Octopus DNA is NOT From This World, Scientists Reveal
The aquatic wildlife holds many secrets and the marine biologists are at the onset of making small but significant discoveries that may some day, elighten other paths to a higher intelligence and a deeper understanding of the surrounding nature.
Even though oceanographical researchers are overwhelmed with the abundance of flora and fauna, a group of scientists had the inspiration to choose the cephalopods and try to break down their DNA code.
The octopus, the squid and the cuttlefish are encompassed in the coleoid sub-class of the molluscs, characterized by a wide behavioural range and astonishing morphological wrinkles: camera-like eyes, extremely flexible body and the most impressive chameleonic response. All these features are packed with the largest nervous system found so far among the invertebrates, making the octopuses the champions of the obscure aquatic universe.
One of the main reasons that determined the team of scientists to investigate the molecular base of the cephalopod brain was its ability to immediately adapt the neural network properties which greatly impact the memory and learning capacity. These capabilities can offer an explanation within the genome that incorporates biological mechanisms that allow tissues to rapidly alter proteins in order to change their function.
Along with the development of marine biology and modern day genetics, there have been identified hundreds of cephalopod-specific genes, some of which displayed advanced expression level in complex organic structures as the skin, the suckers and the nervous system.
For those unfamiliar with the notion of genome, you can think of it as an organism’s complete set of genetic instructions that envelops all the genetic information needed to build, grow and evolve that specific organism.
However, the Octopus Genome Project is at an early stage, the most important achievement is the finding of evidence for large-scale genomic rearrangements, which translated for the non-scientist, means that the octopuses are able to remodel their own DNA, resulting in a flawless versatility in any environment, which was a decisive and crucial ability for the cephalopods in the race for survival of the fittest.
The octopus has an impressive genome structure, almost as large as a human but with many more protein-coding genes, about 33000, compared to our’s 25000 (some sources say that we might have even less than calculated initially, only 14000). Add 168 neuron development regulating genes (almost twice as many as any mammal) and you get an embodiment of intelligence that swims gracefuly among the lesser creatures that roam the oceans. The neural network consists of half a billion neurons, from which two-thirds spread out from the head to the prehensile arms, without the need of spinal cords, like we see in the vertebrates.
One of the most fascinating aspects regarding the nervous system is that if an arm is dismembered, it can still execute cognitive tasks, as if it would develop a self-dependent nervous system in each arm. This unique feature has given us an example of ultimate biological engineering.
To clear out the mystery behind its rapid chamelonic behavior, the scientists have identified six protein genes called “reflectins” which influence the way light reflects from the octopus’s skin, displaying various textures, pattern or brightness.
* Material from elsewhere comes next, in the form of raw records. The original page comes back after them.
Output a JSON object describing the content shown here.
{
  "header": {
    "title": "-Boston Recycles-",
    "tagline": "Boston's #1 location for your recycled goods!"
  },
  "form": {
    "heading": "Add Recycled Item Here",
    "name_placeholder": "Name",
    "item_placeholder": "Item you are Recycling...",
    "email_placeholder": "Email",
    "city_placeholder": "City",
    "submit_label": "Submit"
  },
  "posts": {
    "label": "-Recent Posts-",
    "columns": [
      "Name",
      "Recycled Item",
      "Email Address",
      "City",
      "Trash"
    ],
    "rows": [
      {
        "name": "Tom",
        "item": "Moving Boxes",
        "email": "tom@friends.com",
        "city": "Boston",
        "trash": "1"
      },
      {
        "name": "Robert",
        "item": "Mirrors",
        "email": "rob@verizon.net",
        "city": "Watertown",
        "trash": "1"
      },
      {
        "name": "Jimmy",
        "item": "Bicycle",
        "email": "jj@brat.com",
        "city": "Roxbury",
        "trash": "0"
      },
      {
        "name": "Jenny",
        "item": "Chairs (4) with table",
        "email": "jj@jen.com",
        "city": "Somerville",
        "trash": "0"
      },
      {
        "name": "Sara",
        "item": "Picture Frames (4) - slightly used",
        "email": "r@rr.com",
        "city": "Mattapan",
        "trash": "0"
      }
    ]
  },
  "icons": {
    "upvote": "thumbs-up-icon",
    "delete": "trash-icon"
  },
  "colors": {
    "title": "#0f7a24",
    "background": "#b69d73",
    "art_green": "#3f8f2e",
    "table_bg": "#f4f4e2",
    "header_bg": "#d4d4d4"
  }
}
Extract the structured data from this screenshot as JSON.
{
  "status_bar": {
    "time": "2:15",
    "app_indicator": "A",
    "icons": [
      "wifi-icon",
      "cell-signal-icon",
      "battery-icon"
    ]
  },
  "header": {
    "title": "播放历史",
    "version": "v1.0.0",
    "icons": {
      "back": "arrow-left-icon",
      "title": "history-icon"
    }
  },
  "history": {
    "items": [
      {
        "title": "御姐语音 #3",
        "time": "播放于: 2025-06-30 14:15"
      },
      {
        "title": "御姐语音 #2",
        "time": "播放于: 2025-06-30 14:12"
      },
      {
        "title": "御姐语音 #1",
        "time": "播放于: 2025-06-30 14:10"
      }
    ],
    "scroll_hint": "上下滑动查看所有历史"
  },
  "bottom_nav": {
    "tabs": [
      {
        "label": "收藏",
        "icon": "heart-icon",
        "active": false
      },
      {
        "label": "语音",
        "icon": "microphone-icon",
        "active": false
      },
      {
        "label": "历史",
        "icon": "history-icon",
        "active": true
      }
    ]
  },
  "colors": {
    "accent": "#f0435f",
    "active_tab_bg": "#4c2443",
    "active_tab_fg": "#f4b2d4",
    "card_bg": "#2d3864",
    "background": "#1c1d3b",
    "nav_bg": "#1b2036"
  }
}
The discoveries belong to researchers of the University of Chicago who carried out the Octopus Genome Project with a member of the California two-spot octopus for initial analysis. In the same period, a similar project took place in Okinawa Institute of Science and Technology in Japan, both research groups aiming for breaking down the genome. Luckily, the two teams joined their knowledge pool for a mutual support in the research that focused on the DNA structure of the cephalopods that revolved around the sequence of the first genome, revealing astonishing results.
The scientific report that concluded the octopuses share alien genes have been somewhat ground-shaking in the scientific world which caused an upheaval among the marine biologists who were shocked and intrigued at the same time, at the fact that apparently we’ve had under our very own nose the whole time, a link to humanity’s greatest mysteries in the field of science.
Octopuses are aliens, or at least their genetic baggage is. This headline is not something you see every day in the world of science. After the release to publicity of such statements, the media created a hype around the subject that required a thorough clarification, on a deeper level, in order to eliminate any confusion.
This article originally appeared on EWAO.com